### Data records

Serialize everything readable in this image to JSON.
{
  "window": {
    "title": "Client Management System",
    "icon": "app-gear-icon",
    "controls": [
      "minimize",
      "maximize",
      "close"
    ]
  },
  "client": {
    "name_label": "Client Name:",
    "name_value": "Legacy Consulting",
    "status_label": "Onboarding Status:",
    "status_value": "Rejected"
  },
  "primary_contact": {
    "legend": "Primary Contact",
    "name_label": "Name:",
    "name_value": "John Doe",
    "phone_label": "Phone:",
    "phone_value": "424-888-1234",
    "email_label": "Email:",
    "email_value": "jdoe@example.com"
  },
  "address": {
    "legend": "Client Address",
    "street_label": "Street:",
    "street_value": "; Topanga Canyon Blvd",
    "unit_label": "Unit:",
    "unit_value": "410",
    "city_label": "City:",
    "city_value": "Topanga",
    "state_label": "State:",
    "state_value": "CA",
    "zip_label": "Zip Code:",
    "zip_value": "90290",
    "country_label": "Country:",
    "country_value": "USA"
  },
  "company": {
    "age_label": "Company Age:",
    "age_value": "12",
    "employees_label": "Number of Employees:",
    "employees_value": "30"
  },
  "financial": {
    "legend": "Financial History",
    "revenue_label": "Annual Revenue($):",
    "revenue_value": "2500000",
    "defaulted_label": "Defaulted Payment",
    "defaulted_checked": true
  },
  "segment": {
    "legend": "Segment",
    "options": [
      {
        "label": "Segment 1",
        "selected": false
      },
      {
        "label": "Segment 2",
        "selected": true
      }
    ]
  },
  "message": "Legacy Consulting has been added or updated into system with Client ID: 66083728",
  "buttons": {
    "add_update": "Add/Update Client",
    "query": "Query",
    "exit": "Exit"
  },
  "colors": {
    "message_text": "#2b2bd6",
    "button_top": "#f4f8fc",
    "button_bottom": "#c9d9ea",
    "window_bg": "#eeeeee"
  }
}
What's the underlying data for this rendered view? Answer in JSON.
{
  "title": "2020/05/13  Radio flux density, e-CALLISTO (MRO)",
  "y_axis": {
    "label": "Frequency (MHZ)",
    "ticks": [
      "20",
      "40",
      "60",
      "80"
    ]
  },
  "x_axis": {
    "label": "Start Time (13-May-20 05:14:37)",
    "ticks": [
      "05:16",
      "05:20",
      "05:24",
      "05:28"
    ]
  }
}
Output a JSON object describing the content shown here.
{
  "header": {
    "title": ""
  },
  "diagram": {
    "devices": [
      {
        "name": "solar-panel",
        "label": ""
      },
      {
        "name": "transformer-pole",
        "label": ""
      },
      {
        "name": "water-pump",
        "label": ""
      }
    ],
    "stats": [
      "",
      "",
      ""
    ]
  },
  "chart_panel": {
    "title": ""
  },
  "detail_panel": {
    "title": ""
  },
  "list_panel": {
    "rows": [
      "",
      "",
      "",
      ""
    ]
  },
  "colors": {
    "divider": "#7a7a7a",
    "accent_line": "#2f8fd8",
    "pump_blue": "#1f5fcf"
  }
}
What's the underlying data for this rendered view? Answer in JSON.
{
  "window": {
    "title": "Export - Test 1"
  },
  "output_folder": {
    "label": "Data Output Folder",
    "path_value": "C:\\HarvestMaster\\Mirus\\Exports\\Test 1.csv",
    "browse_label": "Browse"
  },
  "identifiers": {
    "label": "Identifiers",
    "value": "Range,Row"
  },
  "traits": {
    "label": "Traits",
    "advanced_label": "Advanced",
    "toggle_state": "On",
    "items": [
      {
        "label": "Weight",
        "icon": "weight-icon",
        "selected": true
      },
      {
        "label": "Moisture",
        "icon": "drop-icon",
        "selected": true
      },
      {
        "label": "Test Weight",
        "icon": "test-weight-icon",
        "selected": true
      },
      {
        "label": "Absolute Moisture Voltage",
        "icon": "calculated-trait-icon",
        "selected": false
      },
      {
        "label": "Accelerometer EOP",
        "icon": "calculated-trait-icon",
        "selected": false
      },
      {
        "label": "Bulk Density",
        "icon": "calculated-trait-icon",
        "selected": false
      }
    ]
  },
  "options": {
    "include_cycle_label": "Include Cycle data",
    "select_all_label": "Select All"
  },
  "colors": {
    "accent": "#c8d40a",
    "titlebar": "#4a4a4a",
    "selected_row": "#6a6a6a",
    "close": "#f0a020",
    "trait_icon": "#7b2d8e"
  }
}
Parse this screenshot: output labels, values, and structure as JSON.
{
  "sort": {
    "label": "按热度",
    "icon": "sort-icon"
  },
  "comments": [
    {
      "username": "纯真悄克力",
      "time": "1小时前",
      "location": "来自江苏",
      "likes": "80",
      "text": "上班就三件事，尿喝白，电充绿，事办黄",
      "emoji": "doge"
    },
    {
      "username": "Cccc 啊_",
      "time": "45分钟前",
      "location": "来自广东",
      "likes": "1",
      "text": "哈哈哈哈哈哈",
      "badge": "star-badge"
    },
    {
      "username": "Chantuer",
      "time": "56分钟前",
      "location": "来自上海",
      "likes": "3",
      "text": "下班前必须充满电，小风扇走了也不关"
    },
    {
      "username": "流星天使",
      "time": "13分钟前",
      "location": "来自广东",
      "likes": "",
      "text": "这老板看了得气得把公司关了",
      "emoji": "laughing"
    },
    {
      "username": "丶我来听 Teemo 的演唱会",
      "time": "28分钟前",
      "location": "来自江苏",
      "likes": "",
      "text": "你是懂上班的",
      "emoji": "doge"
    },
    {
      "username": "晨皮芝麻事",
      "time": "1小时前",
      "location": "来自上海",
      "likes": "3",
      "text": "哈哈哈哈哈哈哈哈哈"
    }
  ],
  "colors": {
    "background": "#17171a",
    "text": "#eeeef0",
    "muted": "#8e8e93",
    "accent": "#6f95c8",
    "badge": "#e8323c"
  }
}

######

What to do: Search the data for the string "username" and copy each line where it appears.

The answer:
      "username": "纯真悄克力",
      "username": "Cccc 啊_",
      "username": "Chantuer",
      "username": "流星天使",
      "username": "丶我来听 Teemo 的演唱会",
      "username": "晨皮芝麻事",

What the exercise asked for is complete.